§ **Work task**: With pictures left out, set down every record word for word.

[Component data from apps and pages]
■ ■ ■
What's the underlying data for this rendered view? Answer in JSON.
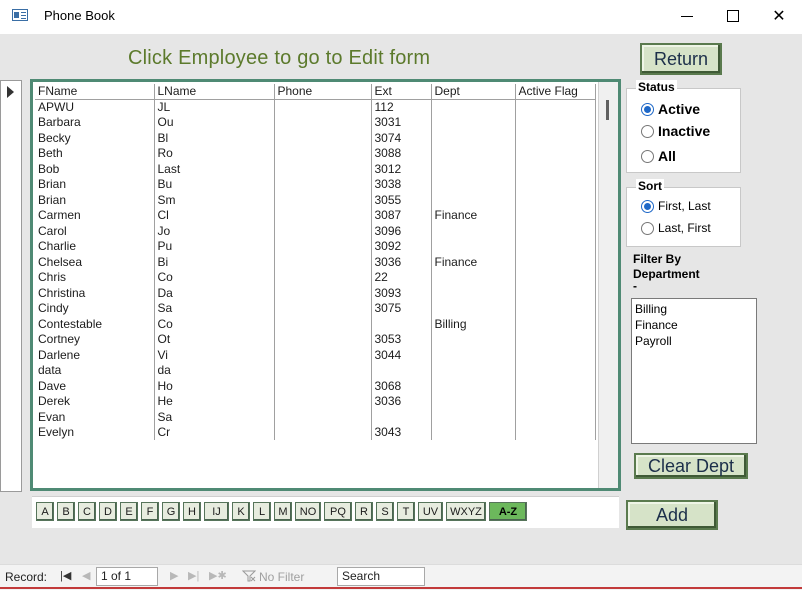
{
  "window": {
    "title": "Phone Book"
  },
  "form": {
    "heading": "Click Employee to go to Edit form",
    "return_label": "Return",
    "clear_dept_label": "Clear Dept",
    "add_label": "Add"
  },
  "table": {
    "columns": [
      "FName",
      "LName",
      "Phone",
      "Ext",
      "Dept",
      "Active Flag"
    ],
    "rows": [
      [
        "APWU",
        "JL",
        "",
        "112",
        "",
        ""
      ],
      [
        "Barbara",
        "Ou",
        "",
        "3031",
        "",
        ""
      ],
      [
        "Becky",
        "Bl",
        "",
        "3074",
        "",
        ""
      ],
      [
        "Beth",
        "Ro",
        "",
        "3088",
        "",
        ""
      ],
      [
        "Bob",
        "Last",
        "",
        "3012",
        "",
        ""
      ],
      [
        "Brian",
        "Bu",
        "",
        "3038",
        "",
        ""
      ],
      [
        "Brian",
        "Sm",
        "",
        "3055",
        "",
        ""
      ],
      [
        "Carmen",
        "Cl",
        "",
        "3087",
        "Finance",
        ""
      ],
      [
        "Carol",
        "Jo",
        "",
        "3096",
        "",
        ""
      ],
      [
        "Charlie",
        "Pu",
        "",
        "3092",
        "",
        ""
      ],
      [
        "Chelsea",
        "Bi",
        "",
        "3036",
        "Finance",
        ""
      ],
      [
        "Chris",
        "Co",
        "",
        "22",
        "",
        ""
      ],
      [
        "Christina",
        "Da",
        "",
        "3093",
        "",
        ""
      ],
      [
        "Cindy",
        "Sa",
        "",
        "3075",
        "",
        ""
      ],
      [
        "Contestable",
        "Co",
        "",
        "",
        "Billing",
        ""
      ],
      [
        "Cortney",
        "Ot",
        "",
        "3053",
        "",
        ""
      ],
      [
        "Darlene",
        "Vi",
        "",
        "3044",
        "",
        ""
      ],
      [
        "data",
        "da",
        "",
        "",
        "",
        ""
      ],
      [
        "Dave",
        "Ho",
        "",
        "3068",
        "",
        ""
      ],
      [
        "Derek",
        "He",
        "",
        "3036",
        "",
        ""
      ],
      [
        "Evan",
        "Sa",
        "",
        "",
        "",
        ""
      ],
      [
        "Evelyn",
        "Cr",
        "",
        "3043",
        "",
        ""
      ]
    ]
  },
  "status_group": {
    "label": "Status",
    "options": [
      "Active",
      "Inactive",
      "All"
    ],
    "selected": "Active"
  },
  "sort_group": {
    "label": "Sort",
    "options": [
      "First, Last",
      "Last, First"
    ],
    "selected": "First, Last"
  },
  "filter": {
    "label_line1": "Filter By",
    "label_line2": "Department",
    "label_line3": "-",
    "departments": [
      "Billing",
      "Finance",
      "Payroll"
    ]
  },
  "alphabet": {
    "buttons": [
      "A",
      "B",
      "C",
      "D",
      "E",
      "F",
      "G",
      "H",
      "IJ",
      "K",
      "L",
      "M",
      "NO",
      "PQ",
      "R",
      "S",
      "T",
      "UV",
      "WXYZ",
      "A-Z"
    ],
    "selected": "A-Z"
  },
  "navigation": {
    "record_label": "Record:",
    "record_value": "1 of 1",
    "no_filter_label": "No Filter",
    "search_label": "Search"
  },
  "colors": {
    "heading": "#5c7a2c",
    "list_border": "#4f8a74",
    "button_fill": "#d6e3c8",
    "active_letter": "#6cb85c",
    "radio_selected": "#1e68c8"
  },
  "icons": [
    "app-icon",
    "minimize-icon",
    "maximize-icon",
    "close-icon",
    "record-selector-arrow-icon",
    "first-record-icon",
    "previous-record-icon",
    "next-record-icon",
    "last-record-icon",
    "new-record-icon",
    "filter-icon"
  ]
}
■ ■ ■
§ **Answer**:
What's the underlying data for this rendered view? Answer in JSON.
{
  "window": {
    "title": "Phone Book"
  },
  "form": {
    "heading": "Click Employee to go to Edit form",
    "return_label": "Return",
    "clear_dept_label": "Clear Dept",
    "add_label": "Add"
  },
  "table": {
    "columns": [
      "FName",
      "LName",
      "Phone",
      "Ext",
      "Dept",
      "Active Flag"
    ],
    "rows": [
      [
        "APWU",
        "JL",
        "",
        "112",
        "",
        ""
      ],
      [
        "Barbara",
        "Ou",
        "",
        "3031",
        "",
        ""
      ],
      [
        "Becky",
        "Bl",
        "",
        "3074",
        "",
        ""
      ],
      [
        "Beth",
        "Ro",
        "",
        "3088",
        "",
        ""
      ],
      [
        "Bob",
        "Last",
        "",
        "3012",
        "",
        ""
      ],
      [
        "Brian",
        "Bu",
        "",
        "3038",
        "",
        ""
      ],
      [
        "Brian",
        "Sm",
        "",
        "3055",
        "",
        ""
      ],
      [
        "Carmen",
        "Cl",
        "",
        "3087",
        "Finance",
        ""
      ],
      [
        "Carol",
        "Jo",
        "",
        "3096",
        "",
        ""
      ],
      [
        "Charlie",
        "Pu",
        "",
        "3092",
        "",
        ""
      ],
      [
        "Chelsea",
        "Bi",
        "",
        "3036",
        "Finance",
        ""
      ],
      [
        "Chris",
        "Co",
        "",
        "22",
        "",
        ""
      ],
      [
        "Christina",
        "Da",
        "",
        "3093",
        "",
        ""
      ],
      [
        "Cindy",
        "Sa",
        "",
        "3075",
        "",
        ""
      ],
      [
        "Contestable",
        "Co",
        "",
        "",
        "Billing",
        ""
      ],
      [
        "Cortney",
        "Ot",
        "",
        "3053",
        "",
        ""
      ],
      [
        "Darlene",
        "Vi",
        "",
        "3044",
        "",
        ""
      ],
      [
        "data",
        "da",
        "",
        "",
        "",
        ""
      ],
      [
        "Dave",
        "Ho",
        "",
        "3068",
        "",
        ""
      ],
      [
        "Derek",
        "He",
        "",
        "3036",
        "",
        ""
      ],
      [
        "Evan",
        "Sa",
        "",
        "",
        "",
        ""
      ],
      [
        "Evelyn",
        "Cr",
        "",
        "3043",
        "",
        ""
      ]
    ]
  },
  "status_group": {
    "label": "Status",
    "options": [
      "Active",
      "Inactive",
      "All"
    ],
    "selected": "Active"
  },
  "sort_group": {
    "label": "Sort",
    "options": [
      "First, Last",
      "Last, First"
    ],
    "selected": "First, Last"
  },
  "filter": {
    "label_line1": "Filter By",
    "label_line2": "Department",
    "label_line3": "-",
    "departments": [
      "Billing",
      "Finance",
      "Payroll"
    ]
  },
  "alphabet": {
    "buttons": [
      "A",
      "B",
      "C",
      "D",
      "E",
      "F",
      "G",
      "H",
      "IJ",
      "K",
      "L",
      "M",
      "NO",
      "PQ",
      "R",
      "S",
      "T",
      "UV",
      "WXYZ",
      "A-Z"
    ],
    "selected": "A-Z"
  },
  "navigation": {
    "record_label": "Record:",
    "record_value": "1 of 1",
    "no_filter_label": "No Filter",
    "search_label": "Search"
  },
  "colors": {
    "heading": "#5c7a2c",
    "list_border": "#4f8a74",
    "button_fill": "#d6e3c8",
    "active_letter": "#6cb85c",
    "radio_selected": "#1e68c8"
  },
  "icons": [
    "app-icon",
    "minimize-icon",
    "maximize-icon",
    "close-icon",
    "record-selector-arrow-icon",
    "first-record-icon",
    "previous-record-icon",
    "next-record-icon",
    "last-record-icon",
    "new-record-icon",
    "filter-icon"
  ]
}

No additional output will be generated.